Certainly customers, no matter what the business, are the reason we open our doors each day. We work every day to be sure that ultimately we have provided them with the best experience possible with the hopes that they will return again and perhaps refer others! We’ve heard those types of customers being called “raving fans.” Whatever we call them, the fact remains that having customers is how we stay in business.
In the funeral experience, we monitor the delivery and perfection of our services through training, customer satisfaction surveying and the use of technology to document all of the service desires of the customer. It has been stated that funeral service is one of the most trusted professions. But what happens when that fails? What do you do when something goes wrong? Are there teaching moments?
The fact is that we know it’s a bad thing to have an angry customer, and we know it’s a good thing to have a happy one, but what are the financial impacts of both? I have had the unique opportunity over the years to be involved in almost all facets of funeral service, from the desire to buy a business, value the business (business valuation), manage it, design financial measures to track performance (accounting and incentive plans), survey those customers, work with succession plans and then sell to the next generation or outside party. When you tie all of these experiences together, it provides an interesting perspective on the true value of a customer at a funeral home, which I would like to share. I start the exercise by suggesting that a business owner should have in hand a valuation of their business. During this exercise, it will be clear to see just what the business value is, particularly on a per-call basis. This is different for every funeral business, but there are some similarities.
Let’s assume for the moment that you have a business valuation conducted, and your business is worth five times your free cash flow, or what is often called EBITDA (earnings before interest, taxes, depreciation and amortization). There are many steps involved in determining your EBITDA, which is a whole other discussion in itself. But the important part here is that we are assuming that your business is worth 5x. For example, if you have $200,000 in free cash, you can assume that the business is worth roughly $1,000,000.
Now let’s assume, for example, your average sale for all calls combined is $4,500. My challenge to you is, how do you track your average sale? Do you utilize software or some other method to know exactly what your average sale is per call type, all calls combined, by arranger, by location, etc.? If not, we need to talk! Let’s now also assume that your variable costs associated with delivering that average sale per call are roughly 30% of the sale. By this, I am simply stating that an additional call (sometimes referred to as an incremental call, where there is no extra labor involved, no additional facility needs, fixed costs, etc.) could bring quite a bit of incremental profit—70% in this example! Now let’s have some fun with this.

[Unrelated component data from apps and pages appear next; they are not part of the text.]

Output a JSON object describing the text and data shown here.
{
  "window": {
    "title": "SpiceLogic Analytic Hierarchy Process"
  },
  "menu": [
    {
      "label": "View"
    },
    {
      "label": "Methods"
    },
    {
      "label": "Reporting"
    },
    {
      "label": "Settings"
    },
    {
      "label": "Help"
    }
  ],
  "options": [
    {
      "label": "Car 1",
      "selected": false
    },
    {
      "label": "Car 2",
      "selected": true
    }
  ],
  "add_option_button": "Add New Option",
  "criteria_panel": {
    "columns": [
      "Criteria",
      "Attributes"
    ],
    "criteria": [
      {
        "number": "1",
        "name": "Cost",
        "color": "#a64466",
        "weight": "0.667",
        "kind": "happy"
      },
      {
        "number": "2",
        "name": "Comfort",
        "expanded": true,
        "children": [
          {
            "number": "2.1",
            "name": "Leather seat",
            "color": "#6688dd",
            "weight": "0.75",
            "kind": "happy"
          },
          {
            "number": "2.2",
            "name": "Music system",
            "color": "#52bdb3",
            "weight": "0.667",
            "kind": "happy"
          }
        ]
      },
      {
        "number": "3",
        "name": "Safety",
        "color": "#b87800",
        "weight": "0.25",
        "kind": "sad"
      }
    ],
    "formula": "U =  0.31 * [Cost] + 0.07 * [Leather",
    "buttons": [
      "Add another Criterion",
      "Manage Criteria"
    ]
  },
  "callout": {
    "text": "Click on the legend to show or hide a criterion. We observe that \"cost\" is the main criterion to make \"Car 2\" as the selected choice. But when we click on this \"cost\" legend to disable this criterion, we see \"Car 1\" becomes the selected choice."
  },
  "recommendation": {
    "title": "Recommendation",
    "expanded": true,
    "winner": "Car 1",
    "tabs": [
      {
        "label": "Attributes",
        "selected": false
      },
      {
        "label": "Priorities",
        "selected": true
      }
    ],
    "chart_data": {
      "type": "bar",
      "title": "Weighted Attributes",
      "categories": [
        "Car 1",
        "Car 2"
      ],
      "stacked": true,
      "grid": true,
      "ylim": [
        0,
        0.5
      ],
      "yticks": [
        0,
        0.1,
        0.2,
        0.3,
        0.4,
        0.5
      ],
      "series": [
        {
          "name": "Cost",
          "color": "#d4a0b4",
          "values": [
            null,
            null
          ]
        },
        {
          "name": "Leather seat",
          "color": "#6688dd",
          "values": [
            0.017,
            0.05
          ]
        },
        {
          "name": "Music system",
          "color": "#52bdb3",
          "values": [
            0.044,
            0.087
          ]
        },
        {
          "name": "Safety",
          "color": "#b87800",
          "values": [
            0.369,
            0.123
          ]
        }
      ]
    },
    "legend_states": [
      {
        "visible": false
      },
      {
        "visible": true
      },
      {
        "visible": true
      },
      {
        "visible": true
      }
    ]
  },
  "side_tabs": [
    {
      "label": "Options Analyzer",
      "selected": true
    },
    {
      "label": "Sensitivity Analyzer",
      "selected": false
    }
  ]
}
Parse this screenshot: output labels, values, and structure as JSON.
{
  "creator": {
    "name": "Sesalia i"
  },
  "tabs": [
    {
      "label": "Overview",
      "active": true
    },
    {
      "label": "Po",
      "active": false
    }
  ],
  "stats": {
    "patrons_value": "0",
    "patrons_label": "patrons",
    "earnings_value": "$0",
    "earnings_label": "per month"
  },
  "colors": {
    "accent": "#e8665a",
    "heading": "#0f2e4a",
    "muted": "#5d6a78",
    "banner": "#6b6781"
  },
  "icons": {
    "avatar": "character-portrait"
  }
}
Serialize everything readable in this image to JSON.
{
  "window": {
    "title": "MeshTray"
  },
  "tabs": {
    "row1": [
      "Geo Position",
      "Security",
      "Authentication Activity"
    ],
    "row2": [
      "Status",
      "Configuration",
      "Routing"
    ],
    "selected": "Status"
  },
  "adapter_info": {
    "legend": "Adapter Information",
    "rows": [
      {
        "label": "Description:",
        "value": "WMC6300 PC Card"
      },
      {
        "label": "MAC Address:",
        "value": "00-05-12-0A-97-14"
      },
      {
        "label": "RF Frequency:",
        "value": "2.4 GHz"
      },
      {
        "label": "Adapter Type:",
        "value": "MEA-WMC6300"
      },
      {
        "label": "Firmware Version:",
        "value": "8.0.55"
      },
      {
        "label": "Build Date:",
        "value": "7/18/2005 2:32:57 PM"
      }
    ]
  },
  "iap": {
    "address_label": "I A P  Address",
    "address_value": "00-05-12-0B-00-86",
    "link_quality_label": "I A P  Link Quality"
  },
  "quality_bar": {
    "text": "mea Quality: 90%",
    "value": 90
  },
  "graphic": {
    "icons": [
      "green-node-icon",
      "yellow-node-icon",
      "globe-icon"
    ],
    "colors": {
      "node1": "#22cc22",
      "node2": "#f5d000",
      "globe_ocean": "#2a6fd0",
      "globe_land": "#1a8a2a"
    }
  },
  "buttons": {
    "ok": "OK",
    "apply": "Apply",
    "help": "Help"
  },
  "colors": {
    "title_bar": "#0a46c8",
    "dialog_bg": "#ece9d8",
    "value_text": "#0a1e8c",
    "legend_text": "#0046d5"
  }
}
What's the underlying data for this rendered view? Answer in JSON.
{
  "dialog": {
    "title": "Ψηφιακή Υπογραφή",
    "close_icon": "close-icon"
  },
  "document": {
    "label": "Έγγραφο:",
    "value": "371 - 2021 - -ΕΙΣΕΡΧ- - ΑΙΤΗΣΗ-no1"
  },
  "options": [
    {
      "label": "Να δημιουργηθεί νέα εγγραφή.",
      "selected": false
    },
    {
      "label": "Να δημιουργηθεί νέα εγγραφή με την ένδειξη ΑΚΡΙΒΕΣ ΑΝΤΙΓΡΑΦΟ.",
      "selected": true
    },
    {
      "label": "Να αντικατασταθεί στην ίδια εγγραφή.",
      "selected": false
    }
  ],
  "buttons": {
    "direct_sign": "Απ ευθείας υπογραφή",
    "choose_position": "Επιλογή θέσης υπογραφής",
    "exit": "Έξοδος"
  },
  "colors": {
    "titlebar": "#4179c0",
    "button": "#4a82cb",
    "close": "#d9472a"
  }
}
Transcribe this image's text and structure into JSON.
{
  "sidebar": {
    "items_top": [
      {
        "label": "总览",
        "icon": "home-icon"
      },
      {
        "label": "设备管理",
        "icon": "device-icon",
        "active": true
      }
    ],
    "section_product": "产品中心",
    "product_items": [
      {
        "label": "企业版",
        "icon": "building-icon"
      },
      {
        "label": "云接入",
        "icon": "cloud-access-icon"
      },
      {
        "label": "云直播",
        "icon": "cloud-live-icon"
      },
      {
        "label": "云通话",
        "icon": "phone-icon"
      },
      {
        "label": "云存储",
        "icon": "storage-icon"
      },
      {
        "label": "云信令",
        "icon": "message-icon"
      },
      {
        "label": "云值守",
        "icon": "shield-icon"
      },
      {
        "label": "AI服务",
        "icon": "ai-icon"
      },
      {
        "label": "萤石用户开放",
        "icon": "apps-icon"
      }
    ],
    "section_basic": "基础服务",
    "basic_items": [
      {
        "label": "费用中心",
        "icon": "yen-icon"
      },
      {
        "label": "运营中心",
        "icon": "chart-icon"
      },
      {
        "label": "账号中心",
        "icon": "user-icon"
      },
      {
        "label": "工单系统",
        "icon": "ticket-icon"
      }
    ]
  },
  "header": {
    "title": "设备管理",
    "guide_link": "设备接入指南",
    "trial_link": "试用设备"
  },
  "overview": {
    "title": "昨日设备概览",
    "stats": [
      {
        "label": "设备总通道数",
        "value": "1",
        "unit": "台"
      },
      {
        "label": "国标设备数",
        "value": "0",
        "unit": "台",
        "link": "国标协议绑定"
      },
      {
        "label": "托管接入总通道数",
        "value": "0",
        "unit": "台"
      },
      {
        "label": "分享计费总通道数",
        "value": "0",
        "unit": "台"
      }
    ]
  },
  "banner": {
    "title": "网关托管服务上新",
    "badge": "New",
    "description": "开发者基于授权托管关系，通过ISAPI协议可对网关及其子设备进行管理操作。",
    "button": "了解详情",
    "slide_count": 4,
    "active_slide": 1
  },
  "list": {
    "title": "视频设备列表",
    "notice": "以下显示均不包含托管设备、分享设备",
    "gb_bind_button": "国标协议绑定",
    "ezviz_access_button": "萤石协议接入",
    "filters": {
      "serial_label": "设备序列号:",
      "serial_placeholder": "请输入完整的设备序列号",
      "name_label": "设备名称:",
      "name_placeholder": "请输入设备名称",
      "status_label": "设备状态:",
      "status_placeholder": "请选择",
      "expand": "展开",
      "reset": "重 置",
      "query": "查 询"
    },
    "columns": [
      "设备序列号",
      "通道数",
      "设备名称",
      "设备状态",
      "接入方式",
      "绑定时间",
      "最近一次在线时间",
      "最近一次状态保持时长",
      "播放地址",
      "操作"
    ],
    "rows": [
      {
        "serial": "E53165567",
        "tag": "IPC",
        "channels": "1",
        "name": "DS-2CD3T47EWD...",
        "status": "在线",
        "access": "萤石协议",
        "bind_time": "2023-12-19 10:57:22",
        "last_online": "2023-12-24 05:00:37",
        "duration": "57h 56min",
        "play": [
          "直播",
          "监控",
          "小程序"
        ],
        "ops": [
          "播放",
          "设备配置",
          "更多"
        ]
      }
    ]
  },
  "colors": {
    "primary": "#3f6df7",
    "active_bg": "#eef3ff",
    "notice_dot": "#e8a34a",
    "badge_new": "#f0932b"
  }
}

Scenario 1, Gaining Extra Volume
Let’s say you gain an extra call through marketing efforts or some other means, and you can clearly say your firm has just increased by one call on top of its normal average annual call volume. If this is the case, and no additional staff or other costs are needed outside of the merchandise for the service rendered; then using our example above, you could say the following: one extra call at $4,500 minus the associated merchandise cost of $1,350 (30%) equals profit of $3,150. If this profit adds directly to the budgeted free cash (EBITDA) of the business, then you could say that $3,150 times the 5x value multiple is the value of the customer in this case or $15,750.
These numbers can be different for each firm. However, we can conclude that if you have a stable operating cash flow and add one more call which requires no additional resources or expenses outside of merchandise, then the profit will most certainly be very high, as it would with any other type of business. How much more volume can you bring in before having to add additional costs and resources such as staffing, facility, vehicles, etc.? Using the model above, if you could add 10 more calls, you may be able to add $157,750 in value! Seem unreal? It is not; it’s just that we don’t look at it this way until it’s time to transfer our business. So start thinking about it now!
Scenario 2, Losing a Call
Let’s now move to the most sobering impact of call value. If we assume, through customer surveying or other method of discovery, that we have lost a call from our normal annual volume, what is the impact? Using the previous example, let’s say we have lost a call, and the average sale is $4,500. If the profit would have been $3,150, and our value multiple is 5x, then it’s easy to again assume that the value of the lost call was $15,750. Now that’s serious, especially if the loss can be attributed to poor arranger performance or other identifiable cause.
If an arranger lost $15,750 of your money, what would you do to avoid further impact on your revenue? Are you surveying your customers on a regular basis? Are you doing regular training? Are you budgeting? Are you sharing these impacts with your staff? The good news is that there are tools available that can help you with these goals.
From this, I think it’s clear not only what the value of a funeral call is but also the importance of protecting each call. Businesses can sometimes be penny wise and pound foolish when it comes to accomplishing this goal. My point is, when you consider the value of calls lost or gained, it’s important to seek guidance in helping maintain if not grow call volume. It could be as simple as implementing a very structured customer satisfaction survey program or perhaps an incentive-based compensation plan, budgeting, annual strategic planning, the list goes on.
I will leave you with a phrase I like that underscores the importance of defining and measuring good results: If you can’t define it, you can’t measure it. If you can’t measure it, you can’t manage it!